A copy of this publication is availabe on this site (click on image).
Provided uder the Open Government Licence. The original document was accessed from: .
The text of the Introduction and Overviw are given below:
This paper sets out the Government’s response to the conclusions and recommendations made in the Science and Technology Select Committee’s report Energy drinks and children..
Energy drinks contain higher levels of caffeine than other soft drinks (for example colas), and may also contain a lot of sugar (although low- or zero-calorie energy drinks are also available). Under current labelling rules, any drink, other than tea or coffee, that contains over 150mg of caffeine per litre requires a warning label saying: ‘High caffeine content. Not recommended for children or pregnant or breast-feeding women’. The amount of caffeine in milligrams per 100ml of drink must also be stated on the label.

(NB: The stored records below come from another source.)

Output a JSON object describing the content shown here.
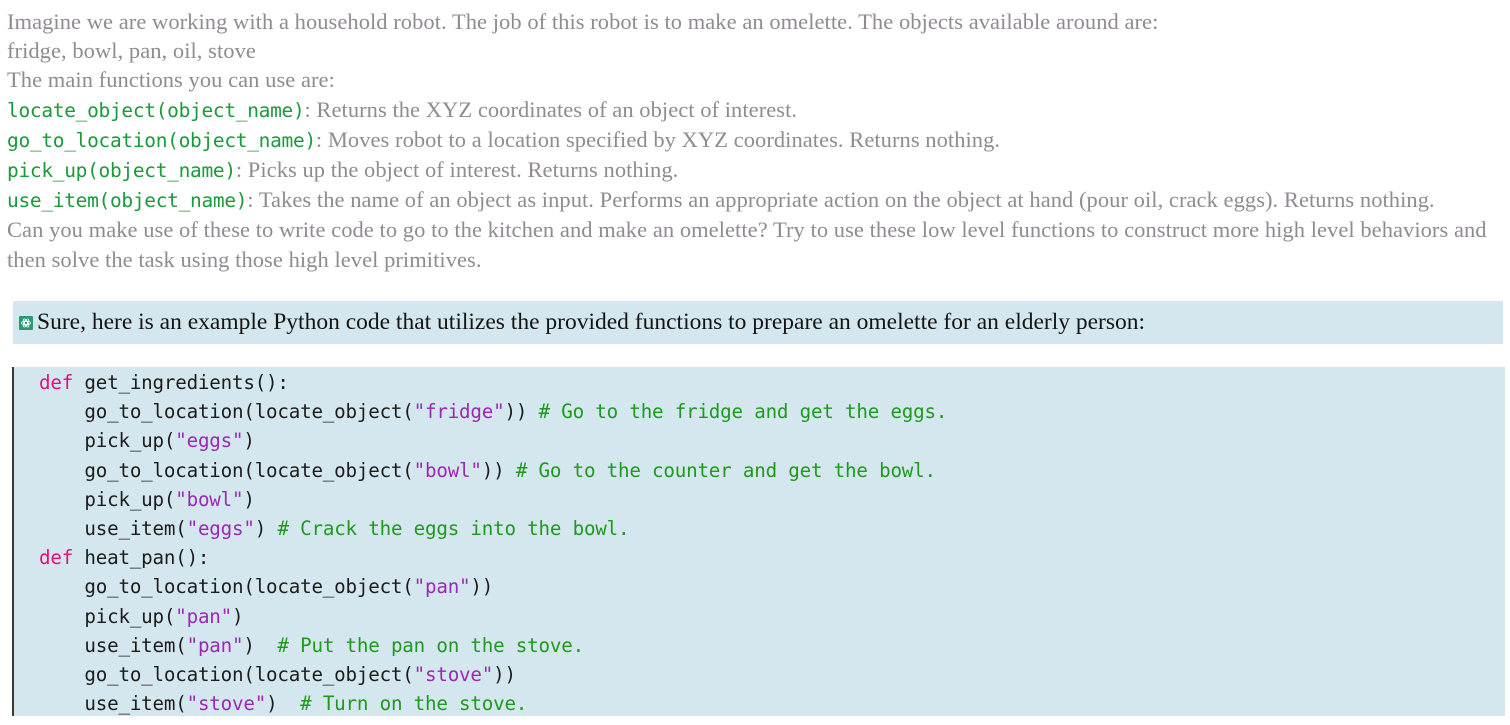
{
  "prompt": {
    "intro": "Imagine we are working with a household robot. The job of this robot is to make an omelette. The objects available around are:",
    "objects": "fridge, bowl, pan, oil, stove",
    "functions_heading": "The main functions you can use are:",
    "functions": [
      {
        "signature": "locate_object(object_name)",
        "description": ": Returns the XYZ coordinates of an object of interest."
      },
      {
        "signature": "go_to_location(object_name)",
        "description": ": Moves robot to a location specified by XYZ coordinates. Returns nothing."
      },
      {
        "signature": "pick_up(object_name)",
        "description": ": Picks up the object of interest. Returns nothing."
      },
      {
        "signature": "use_item(object_name)",
        "description": ": Takes the name of an object as input. Performs an appropriate action on the object at hand (pour oil, crack eggs). Returns nothing."
      }
    ],
    "question": "Can you make use of these to write code to go to the kitchen and make an omelette? Try to use these low level functions to construct more high level behaviors and then solve the task using those high level primitives."
  },
  "response": {
    "icon": "chatgpt-logo-icon",
    "text": "Sure, here is an example Python code that utilizes the provided functions to prepare an omelette for an elderly person:"
  },
  "code": {
    "language": "python",
    "lines": [
      {
        "indent": "",
        "segments": [
          {
            "t": "kw",
            "v": "def"
          },
          {
            "t": "plain",
            "v": " get_ingredients():"
          }
        ]
      },
      {
        "indent": "    ",
        "segments": [
          {
            "t": "plain",
            "v": "go_to_location(locate_object("
          },
          {
            "t": "str",
            "v": "\"fridge\""
          },
          {
            "t": "plain",
            "v": ")) "
          },
          {
            "t": "cm",
            "v": "# Go to the fridge and get the eggs."
          }
        ]
      },
      {
        "indent": "    ",
        "segments": [
          {
            "t": "plain",
            "v": "pick_up("
          },
          {
            "t": "str",
            "v": "\"eggs\""
          },
          {
            "t": "plain",
            "v": ")"
          }
        ]
      },
      {
        "indent": "    ",
        "segments": [
          {
            "t": "plain",
            "v": "go_to_location(locate_object("
          },
          {
            "t": "str",
            "v": "\"bowl\""
          },
          {
            "t": "plain",
            "v": ")) "
          },
          {
            "t": "cm",
            "v": "# Go to the counter and get the bowl."
          }
        ]
      },
      {
        "indent": "    ",
        "segments": [
          {
            "t": "plain",
            "v": "pick_up("
          },
          {
            "t": "str",
            "v": "\"bowl\""
          },
          {
            "t": "plain",
            "v": ")"
          }
        ]
      },
      {
        "indent": "    ",
        "segments": [
          {
            "t": "plain",
            "v": "use_item("
          },
          {
            "t": "str",
            "v": "\"eggs\""
          },
          {
            "t": "plain",
            "v": ") "
          },
          {
            "t": "cm",
            "v": "# Crack the eggs into the bowl."
          }
        ]
      },
      {
        "indent": "",
        "segments": [
          {
            "t": "kw",
            "v": "def"
          },
          {
            "t": "plain",
            "v": " heat_pan():"
          }
        ]
      },
      {
        "indent": "    ",
        "segments": [
          {
            "t": "plain",
            "v": "go_to_location(locate_object("
          },
          {
            "t": "str",
            "v": "\"pan\""
          },
          {
            "t": "plain",
            "v": "))"
          }
        ]
      },
      {
        "indent": "    ",
        "segments": [
          {
            "t": "plain",
            "v": "pick_up("
          },
          {
            "t": "str",
            "v": "\"pan\""
          },
          {
            "t": "plain",
            "v": ")"
          }
        ]
      },
      {
        "indent": "    ",
        "segments": [
          {
            "t": "plain",
            "v": "use_item("
          },
          {
            "t": "str",
            "v": "\"pan\""
          },
          {
            "t": "plain",
            "v": ")  "
          },
          {
            "t": "cm",
            "v": "# Put the pan on the stove."
          }
        ]
      },
      {
        "indent": "    ",
        "segments": [
          {
            "t": "plain",
            "v": "go_to_location(locate_object("
          },
          {
            "t": "str",
            "v": "\"stove\""
          },
          {
            "t": "plain",
            "v": "))"
          }
        ]
      },
      {
        "indent": "    ",
        "segments": [
          {
            "t": "plain",
            "v": "use_item("
          },
          {
            "t": "str",
            "v": "\"stove\""
          },
          {
            "t": "plain",
            "v": ")  "
          },
          {
            "t": "cm",
            "v": "# Turn on the stove."
          }
        ]
      }
    ]
  },
  "colors": {
    "prompt_text": "#8f8b90",
    "function_name": "#1a9a3c",
    "panel_background": "#d4e7ee",
    "keyword": "#e0107c",
    "string": "#9a28b4",
    "comment": "#1d9a1d",
    "code_text": "#1c1c1c"
  }
}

Evidence suggests that excessive consumption of caffeine by children can be linked to negative health outcomes in some children, affecting anxiety, as well as sleep latency and duration. The European Food Safety Authority (EFSA) derived a safety level for caffeine of 3mg per kilogram body weight per day for both single doses and habitual consumption.
Some evidence has also linked energy drink consumption with depressive symptoms, emotional difficulties and lower well-being among children and adolescents. One study in New Zealand found that depressive symptoms were 11% higher and 'total difficulties' were 25% higher in those who consumed energy drinks 4 or more times a week compared to those who never consumed energy drinks.
We are hearing strong calls from parents, health professionals, teachers and some industry bodies and retailers for an end to sales of high-caffeine energy drinks to children. Many larger retailers and supermarkets have voluntarily stopped selling energy drinks to children under 16 years of age. While we recognise the efforts of retailers who have already acted, there are still many retailers who continue to sell these drinks to children.
In the second chapter of our world-leading childhood obesity plan, published in June 2018, we committed to consult on our intention to introduce legislation ending the sale of energy drinks to children. The consultation closed in November and received a high level of interest. The consultation asked whether ending the sale of energy drinks to children by all retailers is the right approach to take to prevent children from consuming excessive amounts of energy drinks. We are proposing that if a restriction on the sale of energy drinks to children is introduced, the drinks in scope would be any drink, other than tea or coffee, which contains over 150mg of caffeine per litre and under current EU laws are required to state ‘High caffeine content. Not recommended for children or pregnant or breast-feeding women’ on the label. We will use the feedback to the consultation to gather further views and evidence on the advantages and disadvantages of ending the sale of energy drinks to children, and on alternative options, before making a decision.
We welcome the work of the Science and Technology Select Committee in this area and the report of its Inquiry on Energy drinks and children. We will consider this and all responses to the consultation and will respond to the feedback later in the year.
For related news item, see: 4 December 2018 NUTRITION / LABELLING - House of Commons Science and Technology Committee Report: Energy drinks and children